Honeyflow.com | FAQ's |

Are my hives honeybound?

The plan looks like its working mate!

Had a quick look today and all the extra frames I’ve put into the colonies were at least half drawn and all with eggs!

I just hope the weather stays warmish enough for the next 3 weeks that the brood doesn’t get chilled

I put pollen patties on because I haven’t noticed much pollen coming in. Do I put the pollen patties above or below the hive mat?

Also, most of them have finished their 2L feeders in 3 days. Wouldn’t it stimulate more if it was smaller bursts of feed? Say 1L?

Glad to read the update RaniK that the colony has the room to expand and the feeding is working to stimulate the bees to making comb and room for the queen to lay eggs.
As you have insulated the hives that will make it easier for the colony to maintain the inside temperature in the hive. As the bee numbers build up it will get easier for the bees.
If you need to add pollen patties then put it on top of the hive mat, it is a hard one to advise if you need to feed the bees pollen, when I was in the Hawkesbury I never had a shortage of pollen there. I would think if you look at bees returing to the hive and about 30% are bringing in pollen then they probably are foraging enough. Actually up here I have to remove frames of pollen, the bees don’t seem to accept enough is enough and the frames become pollen bound.
If the colony is going thru 2L of syrup in 3 days then it is because they need it to make comb and to get the colony up to normal hive strength and maybe even build up their stores for Winter. I would feed them constantly as as much as they take till they stop.
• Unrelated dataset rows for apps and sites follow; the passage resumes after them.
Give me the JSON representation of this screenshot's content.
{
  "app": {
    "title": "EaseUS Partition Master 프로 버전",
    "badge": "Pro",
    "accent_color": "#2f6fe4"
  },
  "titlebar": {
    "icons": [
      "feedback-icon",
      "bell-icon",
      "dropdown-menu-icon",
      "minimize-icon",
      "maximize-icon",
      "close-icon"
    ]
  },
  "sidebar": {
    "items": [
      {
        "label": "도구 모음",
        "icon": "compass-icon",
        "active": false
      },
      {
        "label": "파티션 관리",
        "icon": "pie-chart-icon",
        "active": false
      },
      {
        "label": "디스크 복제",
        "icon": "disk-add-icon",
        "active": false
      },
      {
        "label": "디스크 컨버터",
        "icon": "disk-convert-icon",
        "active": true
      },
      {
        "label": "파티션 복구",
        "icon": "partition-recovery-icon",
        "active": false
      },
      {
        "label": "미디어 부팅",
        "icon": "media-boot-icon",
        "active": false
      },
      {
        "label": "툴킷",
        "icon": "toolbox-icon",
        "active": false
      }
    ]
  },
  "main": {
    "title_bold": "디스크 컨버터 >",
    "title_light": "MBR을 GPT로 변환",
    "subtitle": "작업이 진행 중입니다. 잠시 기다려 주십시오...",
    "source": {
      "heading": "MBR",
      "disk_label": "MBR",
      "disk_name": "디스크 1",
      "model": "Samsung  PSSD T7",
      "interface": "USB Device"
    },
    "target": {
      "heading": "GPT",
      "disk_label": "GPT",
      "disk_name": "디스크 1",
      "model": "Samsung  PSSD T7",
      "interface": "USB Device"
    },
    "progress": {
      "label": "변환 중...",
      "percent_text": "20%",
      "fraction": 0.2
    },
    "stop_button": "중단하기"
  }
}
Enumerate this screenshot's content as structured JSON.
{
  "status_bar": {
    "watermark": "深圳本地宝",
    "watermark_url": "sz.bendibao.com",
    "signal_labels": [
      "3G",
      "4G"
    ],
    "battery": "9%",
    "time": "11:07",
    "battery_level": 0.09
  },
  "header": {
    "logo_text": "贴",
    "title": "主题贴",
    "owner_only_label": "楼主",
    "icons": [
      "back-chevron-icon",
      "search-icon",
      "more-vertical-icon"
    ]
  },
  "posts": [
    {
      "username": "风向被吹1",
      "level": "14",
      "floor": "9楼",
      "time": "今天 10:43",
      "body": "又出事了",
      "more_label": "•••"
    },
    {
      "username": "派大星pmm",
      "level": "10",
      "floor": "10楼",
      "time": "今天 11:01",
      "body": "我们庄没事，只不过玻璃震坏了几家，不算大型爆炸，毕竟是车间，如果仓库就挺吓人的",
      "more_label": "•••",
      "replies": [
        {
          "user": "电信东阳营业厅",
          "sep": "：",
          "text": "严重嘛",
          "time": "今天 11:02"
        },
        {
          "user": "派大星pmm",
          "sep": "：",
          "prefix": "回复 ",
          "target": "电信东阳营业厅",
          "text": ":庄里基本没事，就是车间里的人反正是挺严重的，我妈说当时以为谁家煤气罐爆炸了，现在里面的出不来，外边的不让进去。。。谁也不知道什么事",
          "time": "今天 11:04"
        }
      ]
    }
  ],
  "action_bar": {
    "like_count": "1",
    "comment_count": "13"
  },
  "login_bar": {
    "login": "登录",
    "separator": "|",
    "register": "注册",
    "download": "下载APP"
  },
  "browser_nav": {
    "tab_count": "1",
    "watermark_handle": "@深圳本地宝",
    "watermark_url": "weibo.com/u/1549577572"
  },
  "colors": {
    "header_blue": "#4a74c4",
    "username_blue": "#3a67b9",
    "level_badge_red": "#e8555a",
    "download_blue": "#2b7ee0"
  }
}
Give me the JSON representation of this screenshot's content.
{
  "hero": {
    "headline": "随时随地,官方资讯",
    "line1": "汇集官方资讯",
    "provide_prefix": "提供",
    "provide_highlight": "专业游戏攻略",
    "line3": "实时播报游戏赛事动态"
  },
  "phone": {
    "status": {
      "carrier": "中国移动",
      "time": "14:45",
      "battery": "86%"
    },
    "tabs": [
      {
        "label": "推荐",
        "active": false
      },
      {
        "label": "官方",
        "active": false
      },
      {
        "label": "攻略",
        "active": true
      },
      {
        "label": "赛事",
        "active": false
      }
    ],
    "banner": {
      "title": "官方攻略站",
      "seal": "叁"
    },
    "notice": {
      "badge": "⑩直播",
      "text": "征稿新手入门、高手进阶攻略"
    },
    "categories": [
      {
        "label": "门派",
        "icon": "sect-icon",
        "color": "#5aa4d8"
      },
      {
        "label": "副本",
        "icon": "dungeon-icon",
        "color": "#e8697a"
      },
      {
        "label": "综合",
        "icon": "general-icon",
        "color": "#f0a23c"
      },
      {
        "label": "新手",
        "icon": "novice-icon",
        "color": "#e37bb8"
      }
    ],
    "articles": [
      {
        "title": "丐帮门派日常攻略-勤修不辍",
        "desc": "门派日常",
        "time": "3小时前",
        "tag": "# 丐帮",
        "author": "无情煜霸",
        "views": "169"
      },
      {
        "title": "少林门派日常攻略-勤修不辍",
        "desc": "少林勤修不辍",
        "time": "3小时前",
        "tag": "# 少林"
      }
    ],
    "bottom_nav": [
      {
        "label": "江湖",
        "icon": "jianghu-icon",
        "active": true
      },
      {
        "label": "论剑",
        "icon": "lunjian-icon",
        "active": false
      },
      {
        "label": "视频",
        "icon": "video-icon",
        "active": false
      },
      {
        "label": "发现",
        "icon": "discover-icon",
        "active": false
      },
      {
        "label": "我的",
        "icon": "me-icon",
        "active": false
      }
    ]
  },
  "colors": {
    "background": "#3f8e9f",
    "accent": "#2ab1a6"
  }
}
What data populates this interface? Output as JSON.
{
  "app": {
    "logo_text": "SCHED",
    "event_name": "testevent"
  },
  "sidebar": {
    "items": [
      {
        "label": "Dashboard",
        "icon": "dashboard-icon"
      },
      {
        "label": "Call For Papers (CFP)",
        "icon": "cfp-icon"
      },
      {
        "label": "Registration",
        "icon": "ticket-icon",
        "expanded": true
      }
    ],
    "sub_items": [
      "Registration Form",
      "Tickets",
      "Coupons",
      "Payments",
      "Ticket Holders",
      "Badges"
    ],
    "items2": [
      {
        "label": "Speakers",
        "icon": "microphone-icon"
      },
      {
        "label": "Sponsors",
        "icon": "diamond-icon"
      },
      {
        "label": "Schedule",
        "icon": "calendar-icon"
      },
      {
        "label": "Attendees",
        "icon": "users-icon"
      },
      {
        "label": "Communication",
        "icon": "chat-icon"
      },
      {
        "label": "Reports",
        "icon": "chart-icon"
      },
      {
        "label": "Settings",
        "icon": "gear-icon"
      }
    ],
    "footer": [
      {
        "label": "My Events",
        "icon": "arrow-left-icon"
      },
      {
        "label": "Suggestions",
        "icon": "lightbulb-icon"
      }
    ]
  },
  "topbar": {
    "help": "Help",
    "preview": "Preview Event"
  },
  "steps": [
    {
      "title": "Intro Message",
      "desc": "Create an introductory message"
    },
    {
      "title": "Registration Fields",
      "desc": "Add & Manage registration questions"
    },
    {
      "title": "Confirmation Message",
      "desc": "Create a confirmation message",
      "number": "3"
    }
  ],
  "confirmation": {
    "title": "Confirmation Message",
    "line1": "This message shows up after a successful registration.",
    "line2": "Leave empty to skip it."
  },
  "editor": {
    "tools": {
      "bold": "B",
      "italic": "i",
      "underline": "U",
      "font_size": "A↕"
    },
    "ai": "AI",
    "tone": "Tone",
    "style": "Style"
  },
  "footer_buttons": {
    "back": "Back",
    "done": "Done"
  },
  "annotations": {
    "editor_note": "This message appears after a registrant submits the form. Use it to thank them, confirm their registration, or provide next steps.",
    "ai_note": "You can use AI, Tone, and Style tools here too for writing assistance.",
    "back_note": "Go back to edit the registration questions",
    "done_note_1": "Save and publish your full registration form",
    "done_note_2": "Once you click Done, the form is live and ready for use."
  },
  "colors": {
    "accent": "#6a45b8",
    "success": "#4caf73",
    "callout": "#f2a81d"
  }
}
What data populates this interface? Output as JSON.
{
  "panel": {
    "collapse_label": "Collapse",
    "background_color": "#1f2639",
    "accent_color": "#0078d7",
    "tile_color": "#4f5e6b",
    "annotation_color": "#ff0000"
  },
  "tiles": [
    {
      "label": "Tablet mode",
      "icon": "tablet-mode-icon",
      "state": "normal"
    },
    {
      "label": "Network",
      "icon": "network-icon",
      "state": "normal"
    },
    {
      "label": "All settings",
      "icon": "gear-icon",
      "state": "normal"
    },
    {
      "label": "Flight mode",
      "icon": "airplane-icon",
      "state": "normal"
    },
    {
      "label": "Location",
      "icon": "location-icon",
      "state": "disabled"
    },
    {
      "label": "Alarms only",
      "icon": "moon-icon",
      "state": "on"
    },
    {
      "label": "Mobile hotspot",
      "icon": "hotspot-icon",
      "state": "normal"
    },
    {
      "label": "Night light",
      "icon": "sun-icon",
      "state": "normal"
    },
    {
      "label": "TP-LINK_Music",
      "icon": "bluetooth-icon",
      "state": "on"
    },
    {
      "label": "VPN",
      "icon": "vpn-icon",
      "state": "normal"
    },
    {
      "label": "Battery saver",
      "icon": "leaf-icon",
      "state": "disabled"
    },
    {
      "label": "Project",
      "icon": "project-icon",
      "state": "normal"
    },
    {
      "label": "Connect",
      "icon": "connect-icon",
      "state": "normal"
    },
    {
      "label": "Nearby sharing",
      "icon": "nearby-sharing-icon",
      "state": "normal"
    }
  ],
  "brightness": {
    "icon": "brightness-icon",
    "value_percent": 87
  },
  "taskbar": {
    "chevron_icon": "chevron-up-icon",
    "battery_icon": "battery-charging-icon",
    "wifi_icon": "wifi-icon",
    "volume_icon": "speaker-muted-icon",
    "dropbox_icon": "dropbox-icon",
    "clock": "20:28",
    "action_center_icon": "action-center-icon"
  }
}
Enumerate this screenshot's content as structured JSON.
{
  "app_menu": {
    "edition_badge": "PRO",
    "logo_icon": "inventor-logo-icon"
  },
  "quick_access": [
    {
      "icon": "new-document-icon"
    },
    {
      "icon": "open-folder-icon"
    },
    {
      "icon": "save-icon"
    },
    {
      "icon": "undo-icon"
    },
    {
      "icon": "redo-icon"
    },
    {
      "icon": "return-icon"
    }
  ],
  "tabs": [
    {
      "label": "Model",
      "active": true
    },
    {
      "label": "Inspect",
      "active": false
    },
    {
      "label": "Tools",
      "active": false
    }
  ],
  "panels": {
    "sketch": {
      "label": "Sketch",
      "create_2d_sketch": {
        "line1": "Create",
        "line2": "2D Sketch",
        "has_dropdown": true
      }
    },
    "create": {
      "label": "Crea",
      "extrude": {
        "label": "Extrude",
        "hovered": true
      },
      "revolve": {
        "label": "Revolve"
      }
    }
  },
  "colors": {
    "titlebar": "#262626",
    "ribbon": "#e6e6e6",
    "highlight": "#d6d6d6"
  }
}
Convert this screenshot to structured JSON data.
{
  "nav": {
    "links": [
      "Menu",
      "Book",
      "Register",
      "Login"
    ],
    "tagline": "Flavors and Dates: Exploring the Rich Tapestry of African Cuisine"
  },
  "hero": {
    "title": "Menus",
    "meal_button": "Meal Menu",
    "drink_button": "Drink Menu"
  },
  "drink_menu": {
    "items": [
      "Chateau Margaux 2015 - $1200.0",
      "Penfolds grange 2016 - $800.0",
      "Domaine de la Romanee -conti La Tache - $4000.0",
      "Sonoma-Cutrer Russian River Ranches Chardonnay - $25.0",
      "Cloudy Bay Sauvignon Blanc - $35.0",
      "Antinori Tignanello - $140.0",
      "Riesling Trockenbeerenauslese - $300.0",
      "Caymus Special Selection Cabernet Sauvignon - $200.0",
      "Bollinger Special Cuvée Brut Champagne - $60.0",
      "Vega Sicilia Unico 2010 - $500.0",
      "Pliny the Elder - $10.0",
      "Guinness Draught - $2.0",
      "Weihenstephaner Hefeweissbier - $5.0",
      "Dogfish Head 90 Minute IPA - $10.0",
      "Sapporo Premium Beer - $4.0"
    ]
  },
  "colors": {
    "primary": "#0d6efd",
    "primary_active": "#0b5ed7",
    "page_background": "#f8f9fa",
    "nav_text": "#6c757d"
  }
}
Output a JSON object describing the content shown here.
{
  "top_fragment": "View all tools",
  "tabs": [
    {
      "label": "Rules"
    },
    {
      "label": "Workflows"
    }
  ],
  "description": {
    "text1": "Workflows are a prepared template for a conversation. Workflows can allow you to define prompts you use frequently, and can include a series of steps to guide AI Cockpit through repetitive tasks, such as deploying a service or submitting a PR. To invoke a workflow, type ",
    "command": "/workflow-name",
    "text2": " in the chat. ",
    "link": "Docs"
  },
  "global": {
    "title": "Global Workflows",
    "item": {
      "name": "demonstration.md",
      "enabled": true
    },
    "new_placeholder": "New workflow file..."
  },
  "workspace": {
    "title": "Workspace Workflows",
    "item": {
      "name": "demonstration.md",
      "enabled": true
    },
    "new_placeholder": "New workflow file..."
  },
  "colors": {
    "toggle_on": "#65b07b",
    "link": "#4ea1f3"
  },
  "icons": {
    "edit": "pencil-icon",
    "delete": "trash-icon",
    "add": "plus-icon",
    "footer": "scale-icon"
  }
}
When the colony is finding enough nectar from flowers they will take up less syrup. Cutting back on syrup won’t stimulate them, it will have the opposite effect. Once all the frames are built out with comb and the frames are covered with bees if the store cells are empty you might then consider feeding 2:1 sugar to water till there is food to get them thru to Spring in the cells.

1 Like

Quick questions Peter, every how often do you sterilise your feeders?

Should I be washing them every time I refill?

I use hot water out of my hot water system to dissolve the sugar faster. I really doubt the feeders need sterilizing too much but I play it safe and soak them in Nappy-San when they have been on a hive for 4 weeks or when I have finished feeding that hive before doing another. I don’t rinse between refills, I use an air tight 20 litre plastic jerry can with a tap on it.
I know another bee keeper who doesn’t even rinse them out when he finishes using them and says he doesn’t see the point.
A busy day for me, one of my regulars rang me last night with an order of 70Kg’s of honey for a pick up tomorrow. Some of my Poly hives were honey bound so I extracted 4 frames from each hive to fill the order.
Really cold today here, just made 26C at the apiary…

1 Like

Yeah I had some syrup sitting outside for the last week or so, even though it hasn’t been warm here over the week I think I should dump it and make another batch.
I’m starting to see some greyish spots on the white pale feeders.

I’m thinking of putting in some citric acid and apple cider to prolong its life. Also considering adding some vitamin C… Thoughts?

By the way, what did you mean when you said “just made 26C at the apiary…”?

The grey spots sounds like bacteria so I would sterilize them. I would only make up enough syrup the night before you put in in the hive. The only additive I add is a table spoon of sea salt in 20 liters of syrup. Just an observation but bees will head for a salt water swimming pool in preference to clean water.
There is a video on YouTube with research on bees going to 5 different offerings, tap water was the least visited (maybe they don’t like the smell of chlorine in tap water) but by far the most visited was the water with sea salt added. I don’t recall what the other 3 had added to them.

Yesterday it only got to 26 Celsius at my apiary, the coldest day so far this season.

That’s very interesting, haven’t seen that before. He used 1 teaspoon per litre. But obviously that’s for water. So stick to 1tablespoon per 20l of syrup?
I have the pink himalayan salt

You’re lucky mate, the warmest days we’re having top out at 19C

1 Like